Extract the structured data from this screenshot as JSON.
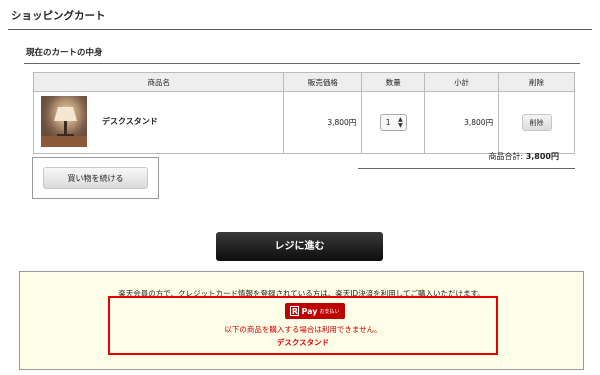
{
  "page": {
    "title": "ショッピングカート"
  },
  "cart": {
    "section_title": "現在のカートの中身",
    "columns": {
      "name": "商品名",
      "price": "販売価格",
      "qty": "数量",
      "subtotal": "小計",
      "delete": "削除"
    },
    "items": [
      {
        "name": "デスクスタンド",
        "price": "3,800円",
        "qty": "1",
        "subtotal": "3,800円",
        "delete_label": "削除",
        "image_icon": "desk-lamp-photo"
      }
    ],
    "total_label": "商品合計:",
    "total_value": "3,800円"
  },
  "actions": {
    "continue_label": "買い物を続ける",
    "checkout_label": "レジに進む"
  },
  "notice": {
    "text": "楽天会員の方で、クレジットカード情報を登録されている方は、楽天ID決済を利用してご購入いただけます。",
    "rpay": {
      "r_mark": "R",
      "pay": "Pay",
      "sub": "お支払い",
      "warning": "以下の商品を購入する場合は利用できません。",
      "item": "デスクスタンド"
    },
    "colors": {
      "accent": "#e60000",
      "badge": "#bf0000"
    }
  }
}
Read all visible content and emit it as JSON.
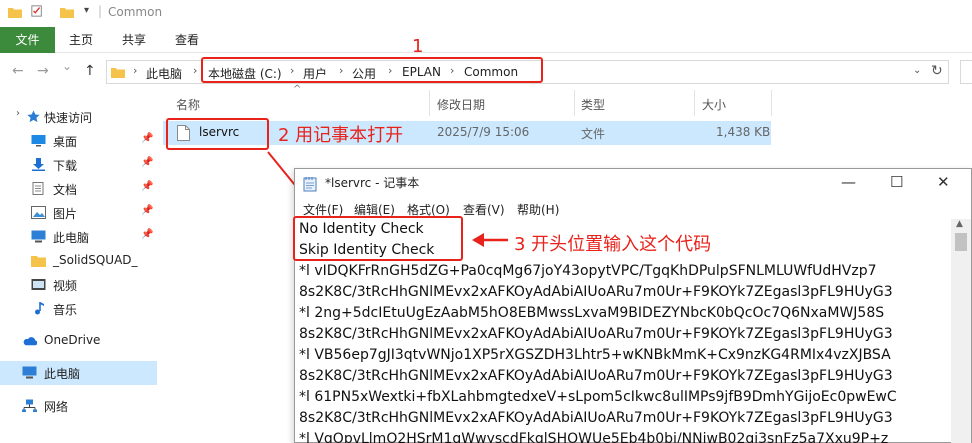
{
  "titlebar": {
    "title": "Common",
    "divider": "|"
  },
  "ribbon": {
    "tabs": [
      "文件",
      "主页",
      "共享",
      "查看"
    ]
  },
  "address": {
    "crumbs": [
      "此电脑",
      "本地磁盘 (C:)",
      "用户",
      "公用",
      "EPLAN",
      "Common"
    ],
    "nav": {
      "back": "←",
      "forward": "→",
      "dropdown": "⌄",
      "up": "↑"
    },
    "refresh": "↻"
  },
  "sidebar": {
    "items": [
      {
        "label": "快速访问",
        "icon": "star-icon"
      },
      {
        "label": "桌面",
        "icon": "desktop-icon"
      },
      {
        "label": "下载",
        "icon": "download-icon"
      },
      {
        "label": "文档",
        "icon": "document-icon"
      },
      {
        "label": "图片",
        "icon": "picture-icon"
      },
      {
        "label": "此电脑",
        "icon": "computer-icon"
      },
      {
        "label": "_SolidSQUAD_",
        "icon": "folder-icon"
      },
      {
        "label": "视频",
        "icon": "video-icon"
      },
      {
        "label": "音乐",
        "icon": "music-icon"
      },
      {
        "label": "OneDrive",
        "icon": "cloud-icon"
      },
      {
        "label": "此电脑",
        "icon": "computer-icon"
      },
      {
        "label": "网络",
        "icon": "network-icon"
      }
    ],
    "pin_glyph": "📌",
    "expand_glyph": "›"
  },
  "filelist": {
    "columns": [
      "名称",
      "修改日期",
      "类型",
      "大小"
    ],
    "rows": [
      {
        "name": "lservrc",
        "date": "2025/7/9 15:06",
        "type": "文件",
        "size": "1,438 KB"
      }
    ]
  },
  "annotations": {
    "label1": "1",
    "label2": "2 用记事本打开",
    "label3": "3 开头位置输入这个代码"
  },
  "notepad": {
    "title": "*lservrc - 记事本",
    "buttons": {
      "minimize": "—",
      "maximize": "☐",
      "close": "✕"
    },
    "menu": [
      "文件(F)",
      "编辑(E)",
      "格式(O)",
      "查看(V)",
      "帮助(H)"
    ],
    "lines": [
      "No Identity Check",
      "Skip Identity Check",
      "*l vIDQKFrRnGH5dZG+Pa0cqMg67joY43opytVPC/TgqKhDPulpSFNLMLUWfUdHVzp7",
      "8s2K8C/3tRcHhGNlMEvx2xAFKOyAdAbiAIUoARu7m0Ur+F9KOYk7ZEgasl3pFL9HUyG3",
      "*l 2ng+5dcIEtuUgEzAabM5hO8EBMwssLxvaM9BIDEZYNbcK0bQcOc7Q6NxaMWJ58S",
      "8s2K8C/3tRcHhGNlMEvx2xAFKOyAdAbiAIUoARu7m0Ur+F9KOYk7ZEgasl3pFL9HUyG3",
      "*l VB56ep7gJI3qtvWNjo1XP5rXGSZDH3Lhtr5+wKNBkMmK+Cx9nzKG4RMIx4vzXJBSA",
      "8s2K8C/3tRcHhGNlMEvx2xAFKOyAdAbiAIUoARu7m0Ur+F9KOYk7ZEgasl3pFL9HUyG3",
      "*l 61PN5xWextki+fbXLahbmgtedxeV+sLpom5cIkwc8ulIMPs9jfB9DmhYGijoEc0pwEwC",
      "8s2K8C/3tRcHhGNlMEvx2xAFKOyAdAbiAIUoARu7m0Ur+F9KOYk7ZEgasl3pFL9HUyG3",
      "*l VqOpvLlmO2HSrM1gWwyscdFkqlSHOWUe5Eb4b0bi/NNiwB02qj3snFz5a7Xxu9P+z"
    ]
  },
  "colors": {
    "accent_red": "#e8231c",
    "file_tab_green": "#3c8a3c",
    "selection_blue": "#cce8ff"
  }
}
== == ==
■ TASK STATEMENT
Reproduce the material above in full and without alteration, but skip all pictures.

■ RESULT FOR THIS TASK
Extract the structured data from this screenshot as JSON.
{
  "page": {
    "title": "ショッピングカート"
  },
  "cart": {
    "section_title": "現在のカートの中身",
    "columns": {
      "name": "商品名",
      "price": "販売価格",
      "qty": "数量",
      "subtotal": "小計",
      "delete": "削除"
    },
    "items": [
      {
        "name": "デスクスタンド",
        "price": "3,800円",
        "qty": "1",
        "subtotal": "3,800円",
        "delete_label": "削除",
        "image_icon": "desk-lamp-photo"
      }
    ],
    "total_label": "商品合計:",
    "total_value": "3,800円"
  },
  "actions": {
    "continue_label": "買い物を続ける",
    "checkout_label": "レジに進む"
  },
  "notice": {
    "text": "楽天会員の方で、クレジットカード情報を登録されている方は、楽天ID決済を利用してご購入いただけます。",
    "rpay": {
      "r_mark": "R",
      "pay": "Pay",
      "sub": "お支払い",
      "warning": "以下の商品を購入する場合は利用できません。",
      "item": "デスクスタンド"
    },
    "colors": {
      "accent": "#e60000",
      "badge": "#bf0000"
    }
  }
}
Read all visible content and emit it as JSON.
{
  "titlebar": {
    "title": "Common",
    "divider": "|"
  },
  "ribbon": {
    "tabs": [
      "文件",
      "主页",
      "共享",
      "查看"
    ]
  },
  "address": {
    "crumbs": [
      "此电脑",
      "本地磁盘 (C:)",
      "用户",
      "公用",
      "EPLAN",
      "Common"
    ],
    "nav": {
      "back": "←",
      "forward": "→",
      "dropdown": "⌄",
      "up": "↑"
    },
    "refresh": "↻"
  },
  "sidebar": {
    "items": [
      {
        "label": "快速访问",
        "icon": "star-icon"
      },
      {
        "label": "桌面",
        "icon": "desktop-icon"
      },
      {
        "label": "下载",
        "icon": "download-icon"
      },
      {
        "label": "文档",
        "icon": "document-icon"
      },
      {
        "label": "图片",
        "icon": "picture-icon"
      },
      {
        "label": "此电脑",
        "icon": "computer-icon"
      },
      {
        "label": "_SolidSQUAD_",
        "icon": "folder-icon"
      },
      {
        "label": "视频",
        "icon": "video-icon"
      },
      {
        "label": "音乐",
        "icon": "music-icon"
      },
      {
        "label": "OneDrive",
        "icon": "cloud-icon"
      },
      {
        "label": "此电脑",
        "icon": "computer-icon"
      },
      {
        "label": "网络",
        "icon": "network-icon"
      }
    ],
    "pin_glyph": "📌",
    "expand_glyph": "›"
  },
  "filelist": {
    "columns": [
      "名称",
      "修改日期",
      "类型",
      "大小"
    ],
    "rows": [
      {
        "name": "lservrc",
        "date": "2025/7/9 15:06",
        "type": "文件",
        "size": "1,438 KB"
      }
    ]
  },
  "annotations": {
    "label1": "1",
    "label2": "2 用记事本打开",
    "label3": "3 开头位置输入这个代码"
  },
  "notepad": {
    "title": "*lservrc - 记事本",
    "buttons": {
      "minimize": "—",
      "maximize": "☐",
      "close": "✕"
    },
    "menu": [
      "文件(F)",
      "编辑(E)",
      "格式(O)",
      "查看(V)",
      "帮助(H)"
    ],
    "lines": [
      "No Identity Check",
      "Skip Identity Check",
      "*l vIDQKFrRnGH5dZG+Pa0cqMg67joY43opytVPC/TgqKhDPulpSFNLMLUWfUdHVzp7",
      "8s2K8C/3tRcHhGNlMEvx2xAFKOyAdAbiAIUoARu7m0Ur+F9KOYk7ZEgasl3pFL9HUyG3",
      "*l 2ng+5dcIEtuUgEzAabM5hO8EBMwssLxvaM9BIDEZYNbcK0bQcOc7Q6NxaMWJ58S",
      "8s2K8C/3tRcHhGNlMEvx2xAFKOyAdAbiAIUoARu7m0Ur+F9KOYk7ZEgasl3pFL9HUyG3",
      "*l VB56ep7gJI3qtvWNjo1XP5rXGSZDH3Lhtr5+wKNBkMmK+Cx9nzKG4RMIx4vzXJBSA",
      "8s2K8C/3tRcHhGNlMEvx2xAFKOyAdAbiAIUoARu7m0Ur+F9KOYk7ZEgasl3pFL9HUyG3",
      "*l 61PN5xWextki+fbXLahbmgtedxeV+sLpom5cIkwc8ulIMPs9jfB9DmhYGijoEc0pwEwC",
      "8s2K8C/3tRcHhGNlMEvx2xAFKOyAdAbiAIUoARu7m0Ur+F9KOYk7ZEgasl3pFL9HUyG3",
      "*l VqOpvLlmO2HSrM1gWwyscdFkqlSHOWUe5Eb4b0bi/NNiwB02qj3snFz5a7Xxu9P+z"
    ]
  },
  "colors": {
    "accent_red": "#e8231c",
    "file_tab_green": "#3c8a3c",
    "selection_blue": "#cce8ff"
  }
}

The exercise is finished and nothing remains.